- WHAT THE EXERCISE ASKS
Keyword search on "device": report each line of the records that contains it.

#### GIVEN RECORDS

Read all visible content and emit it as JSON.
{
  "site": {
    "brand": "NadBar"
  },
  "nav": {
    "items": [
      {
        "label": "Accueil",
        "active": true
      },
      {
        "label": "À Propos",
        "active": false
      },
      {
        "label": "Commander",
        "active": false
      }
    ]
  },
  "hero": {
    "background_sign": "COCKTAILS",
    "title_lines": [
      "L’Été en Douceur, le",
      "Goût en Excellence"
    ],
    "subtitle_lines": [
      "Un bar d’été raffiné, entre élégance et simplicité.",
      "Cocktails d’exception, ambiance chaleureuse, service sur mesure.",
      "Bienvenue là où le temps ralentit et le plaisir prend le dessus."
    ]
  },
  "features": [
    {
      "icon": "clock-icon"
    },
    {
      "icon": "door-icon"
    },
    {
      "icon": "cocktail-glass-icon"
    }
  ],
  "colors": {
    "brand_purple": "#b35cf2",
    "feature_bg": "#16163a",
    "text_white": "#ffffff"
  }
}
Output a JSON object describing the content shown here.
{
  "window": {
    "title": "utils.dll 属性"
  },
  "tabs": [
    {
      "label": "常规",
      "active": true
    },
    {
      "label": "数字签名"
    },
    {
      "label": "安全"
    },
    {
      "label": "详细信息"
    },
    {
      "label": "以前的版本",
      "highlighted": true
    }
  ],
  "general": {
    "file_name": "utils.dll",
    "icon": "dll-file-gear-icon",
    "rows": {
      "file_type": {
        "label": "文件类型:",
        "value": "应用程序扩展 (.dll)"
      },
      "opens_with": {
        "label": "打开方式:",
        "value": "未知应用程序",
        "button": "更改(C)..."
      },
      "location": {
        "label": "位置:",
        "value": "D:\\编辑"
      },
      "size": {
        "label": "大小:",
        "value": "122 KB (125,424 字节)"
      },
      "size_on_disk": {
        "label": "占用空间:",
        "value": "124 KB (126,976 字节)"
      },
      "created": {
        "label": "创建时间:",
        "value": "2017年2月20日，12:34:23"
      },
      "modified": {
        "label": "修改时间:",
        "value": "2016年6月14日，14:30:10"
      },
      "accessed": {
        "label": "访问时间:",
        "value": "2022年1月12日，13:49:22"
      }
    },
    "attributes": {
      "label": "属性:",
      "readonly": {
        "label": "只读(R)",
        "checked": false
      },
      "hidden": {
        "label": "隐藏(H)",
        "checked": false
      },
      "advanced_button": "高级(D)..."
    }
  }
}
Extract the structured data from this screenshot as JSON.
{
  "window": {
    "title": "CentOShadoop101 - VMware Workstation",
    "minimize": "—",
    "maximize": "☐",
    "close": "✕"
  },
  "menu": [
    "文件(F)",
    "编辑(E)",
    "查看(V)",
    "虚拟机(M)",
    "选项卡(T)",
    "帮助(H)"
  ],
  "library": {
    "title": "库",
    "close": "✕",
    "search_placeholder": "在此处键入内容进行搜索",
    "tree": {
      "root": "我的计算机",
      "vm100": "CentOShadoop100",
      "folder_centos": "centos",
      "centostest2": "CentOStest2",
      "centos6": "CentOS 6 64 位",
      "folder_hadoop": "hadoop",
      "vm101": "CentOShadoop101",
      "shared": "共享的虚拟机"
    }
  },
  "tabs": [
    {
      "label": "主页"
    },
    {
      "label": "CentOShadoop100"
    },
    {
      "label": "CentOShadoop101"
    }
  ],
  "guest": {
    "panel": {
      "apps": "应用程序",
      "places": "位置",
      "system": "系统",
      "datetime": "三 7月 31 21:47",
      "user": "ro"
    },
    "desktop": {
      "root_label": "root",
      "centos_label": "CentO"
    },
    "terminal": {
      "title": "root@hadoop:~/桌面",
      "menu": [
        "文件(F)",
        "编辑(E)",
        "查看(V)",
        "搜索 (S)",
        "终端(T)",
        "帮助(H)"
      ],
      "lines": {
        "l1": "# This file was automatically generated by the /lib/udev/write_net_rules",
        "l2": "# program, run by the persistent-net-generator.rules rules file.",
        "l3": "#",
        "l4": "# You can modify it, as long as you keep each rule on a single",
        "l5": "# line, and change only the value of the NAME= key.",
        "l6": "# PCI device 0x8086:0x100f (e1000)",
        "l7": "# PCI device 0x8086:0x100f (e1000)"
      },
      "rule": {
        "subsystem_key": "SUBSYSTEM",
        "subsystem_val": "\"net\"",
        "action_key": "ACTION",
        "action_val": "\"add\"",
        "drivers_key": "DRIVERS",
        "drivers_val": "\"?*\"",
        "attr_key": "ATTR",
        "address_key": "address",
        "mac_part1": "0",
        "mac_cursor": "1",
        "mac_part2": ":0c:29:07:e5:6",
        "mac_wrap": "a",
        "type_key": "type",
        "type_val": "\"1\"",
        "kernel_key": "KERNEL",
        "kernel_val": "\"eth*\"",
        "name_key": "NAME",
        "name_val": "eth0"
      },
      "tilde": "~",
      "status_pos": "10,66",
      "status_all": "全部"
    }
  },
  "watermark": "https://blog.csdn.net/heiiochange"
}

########

- SOLUTION
        "l6": "# PCI device 0x8086:0x100f (e1000)",
        "l7": "# PCI device 0x8086:0x100f (e1000)"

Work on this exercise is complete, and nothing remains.